MA: It comes to my mind that I had foie gras steak at the Montparnasse tower in Paris while watching the glittering Eiffel Tower at night. But, I think you can get a very good meal everywhere (expensive ones or cheap ones). It is more important for me with whom I eat than what I eat.
GR: And where was the worst food during your travels?
MA. Boiled sheep’s head in Almaty, Kazakhstan! Giving it to a guest means being an honorable host. But it’s really not appetizing to me even though the taste was good.
GR: What is the strangest or weirdest place you have ever spent a night?
MA: Not so strange, but I stayed at an old castle (hotel) near Mont saint Michel for one night. I felt like I became a king.
GR: Based on all your travel experiences, what is the best tip you can offer to new travellers?

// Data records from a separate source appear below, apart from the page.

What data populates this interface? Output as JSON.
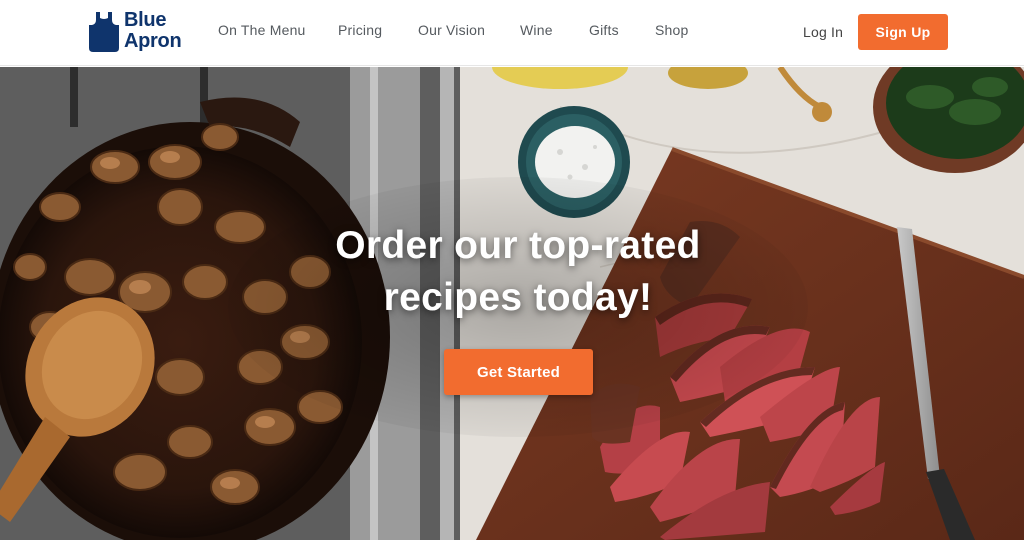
{
  "brand": {
    "line1": "Blue",
    "line2": "Apron",
    "logo_icon": "apron-icon",
    "color": "#0f346c"
  },
  "nav": {
    "items": [
      {
        "label": "On The Menu"
      },
      {
        "label": "Pricing"
      },
      {
        "label": "Our Vision"
      },
      {
        "label": "Wine"
      },
      {
        "label": "Gifts"
      },
      {
        "label": "Shop"
      }
    ],
    "login_label": "Log In",
    "signup_label": "Sign Up"
  },
  "hero": {
    "title_line1": "Order our top-rated",
    "title_line2": "recipes today!",
    "cta_label": "Get Started",
    "image_description_icon": "food-photo"
  },
  "colors": {
    "accent": "#f26c2f",
    "brand_blue": "#0f346c",
    "nav_text": "#555a5f"
  }
}
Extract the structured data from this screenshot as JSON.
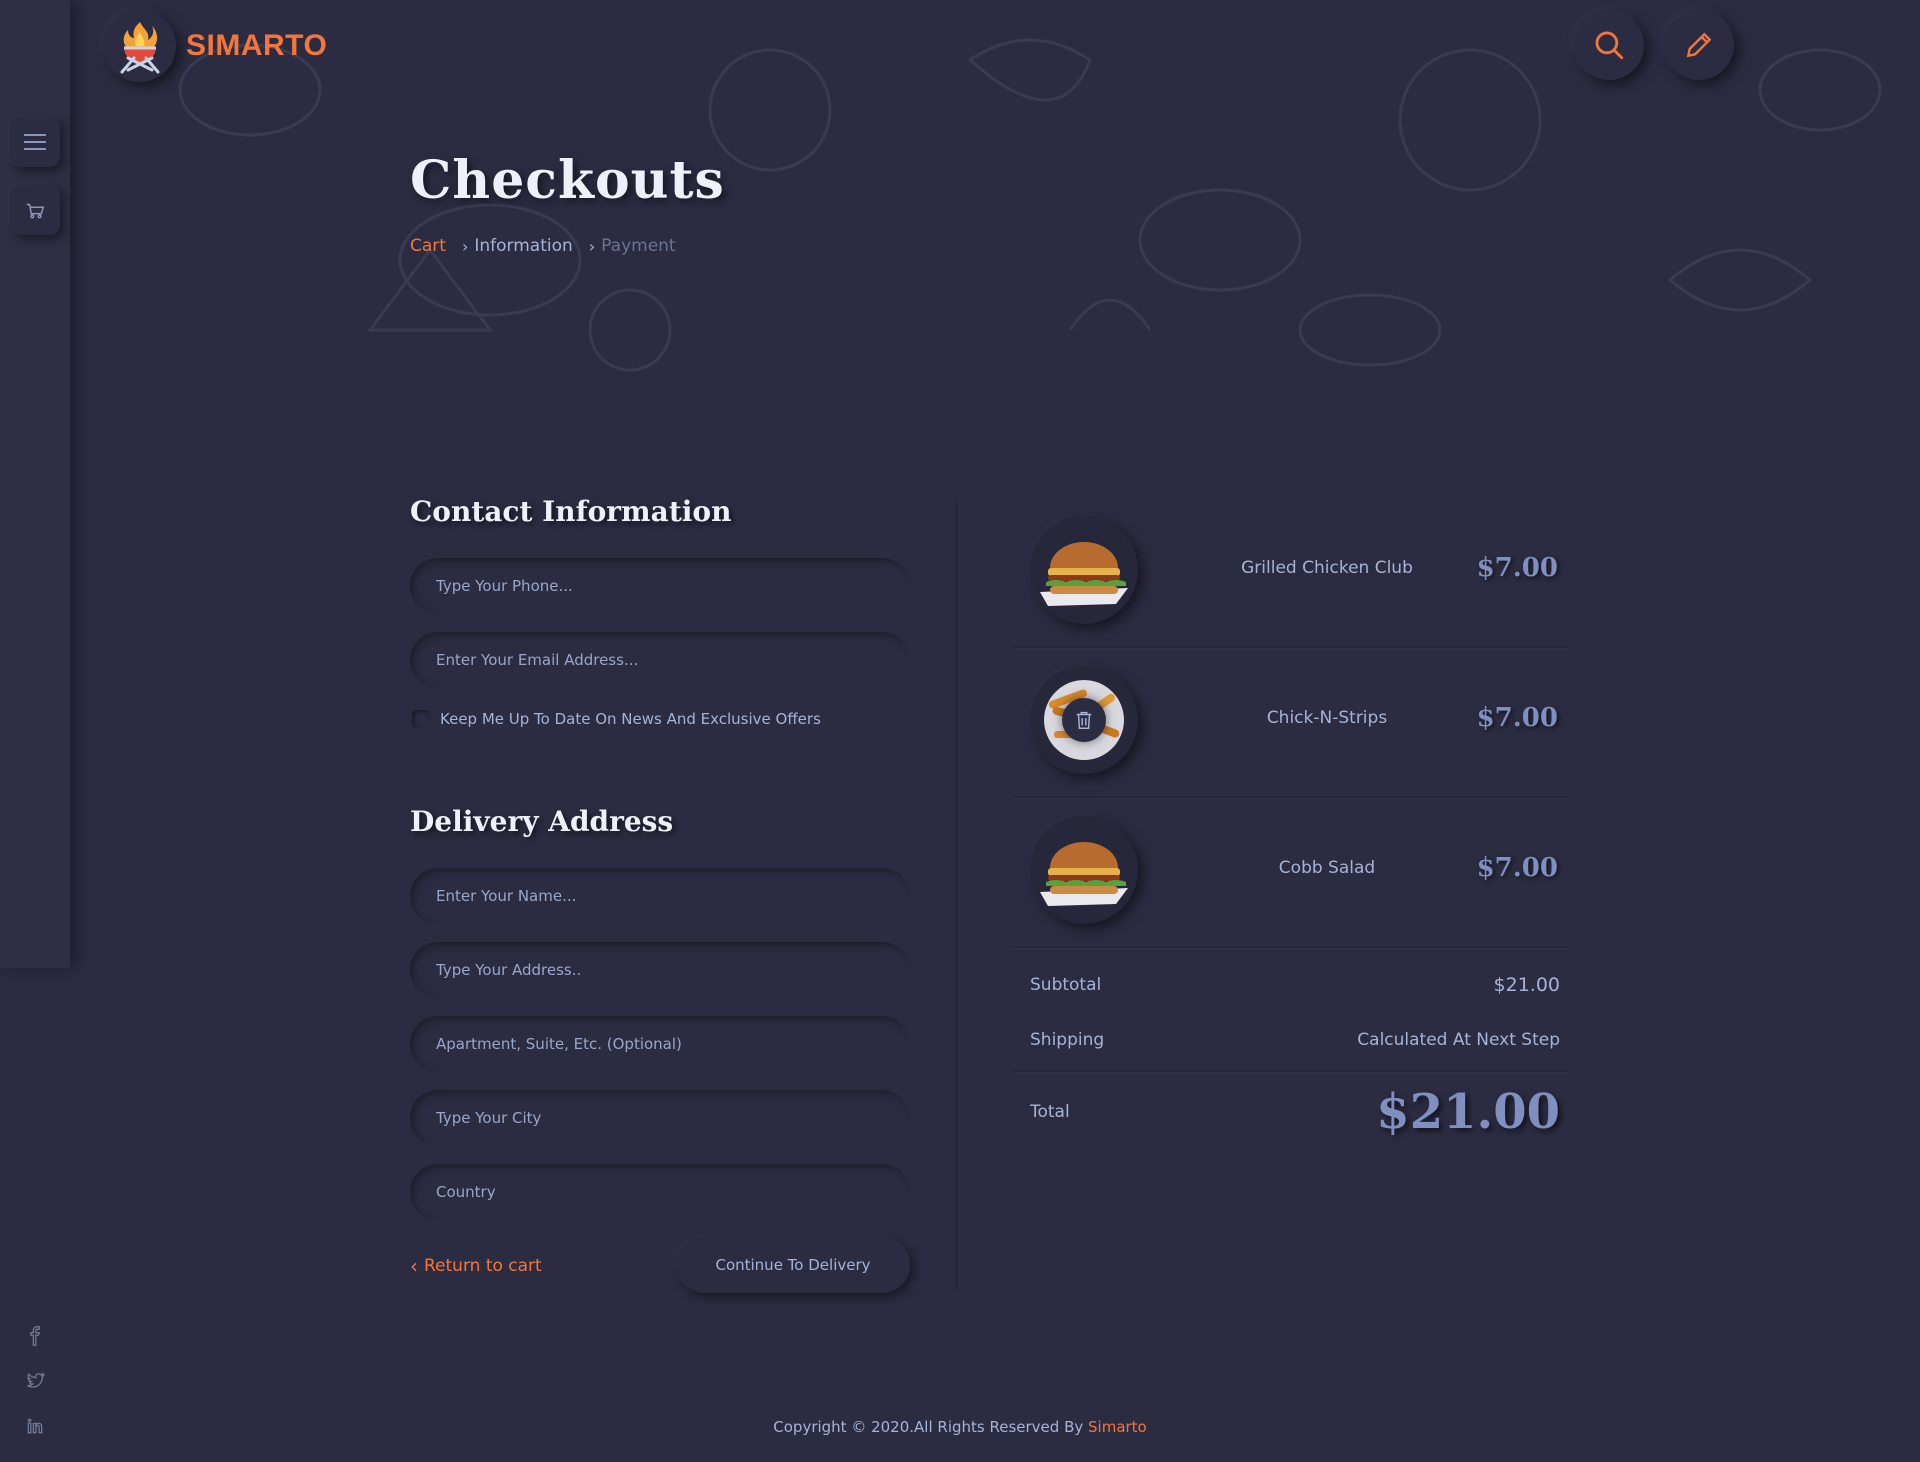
{
  "brand": {
    "name": "SIMARTO",
    "accent": "#f3763a"
  },
  "header": {
    "search_icon": "search-icon",
    "edit_icon": "pencil-icon"
  },
  "rail": {
    "menu_icon": "hamburger-icon",
    "cart_icon": "cart-icon"
  },
  "social": [
    "facebook-icon",
    "twitter-icon",
    "linkedin-icon"
  ],
  "page": {
    "title": "Checkouts",
    "breadcrumb": {
      "cart": "Cart",
      "information": "Information",
      "payment": "Payment"
    }
  },
  "contact": {
    "title": "Contact Information",
    "phone_placeholder": "Type Your Phone...",
    "email_placeholder": "Enter Your Email Address...",
    "newsletter_label": "Keep Me Up To Date On News And Exclusive Offers"
  },
  "delivery": {
    "title": "Delivery Address",
    "name_placeholder": "Enter Your Name...",
    "address_placeholder": "Type Your Address..",
    "apartment_placeholder": "Apartment, Suite, Etc. (Optional)",
    "city_placeholder": "Type Your City",
    "country_placeholder": "Country"
  },
  "actions": {
    "return": "Return to cart",
    "continue": "Continue To Delivery"
  },
  "order": {
    "items": [
      {
        "name": "Grilled Chicken Club",
        "price": "$7.00"
      },
      {
        "name": "Chick-N-Strips",
        "price": "$7.00"
      },
      {
        "name": "Cobb Salad",
        "price": "$7.00"
      }
    ],
    "subtotal_label": "Subtotal",
    "subtotal": "$21.00",
    "shipping_label": "Shipping",
    "shipping": "Calculated At Next Step",
    "total_label": "Total",
    "total": "$21.00"
  },
  "footer": {
    "text": "Copyright © 2020.All Rights Reserved By ",
    "brand": "Simarto"
  }
}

MA. Please take your passport, money and map. Guided tours are easier, but travelling alone is more condusive for thinking, planning, and solving problems not only during trip but also in normal life.
GR: What is the single best lesson you have learned about the world during your travels around the world?
MA: I realised how big the world is! There are so many different people and interesting places. Whom we can meet with and where we can visit are sometimes so restricted. I’d like to love and take care of my old and future friends that I will meet someday. I’d like to visit many countries where I haven’t been and see new aspects of the world.
GR: Do you have any strange, weird, or even bizarre travel rituals which you can share with us?
MA: Not so strange, but sitting for a while, thinking, before leaving home (or a hotel), just as most Russians do.
GR: What is the main focus of your travels?
MA: My main focus is taking photos, visiting museums of fine arts, and making good friends.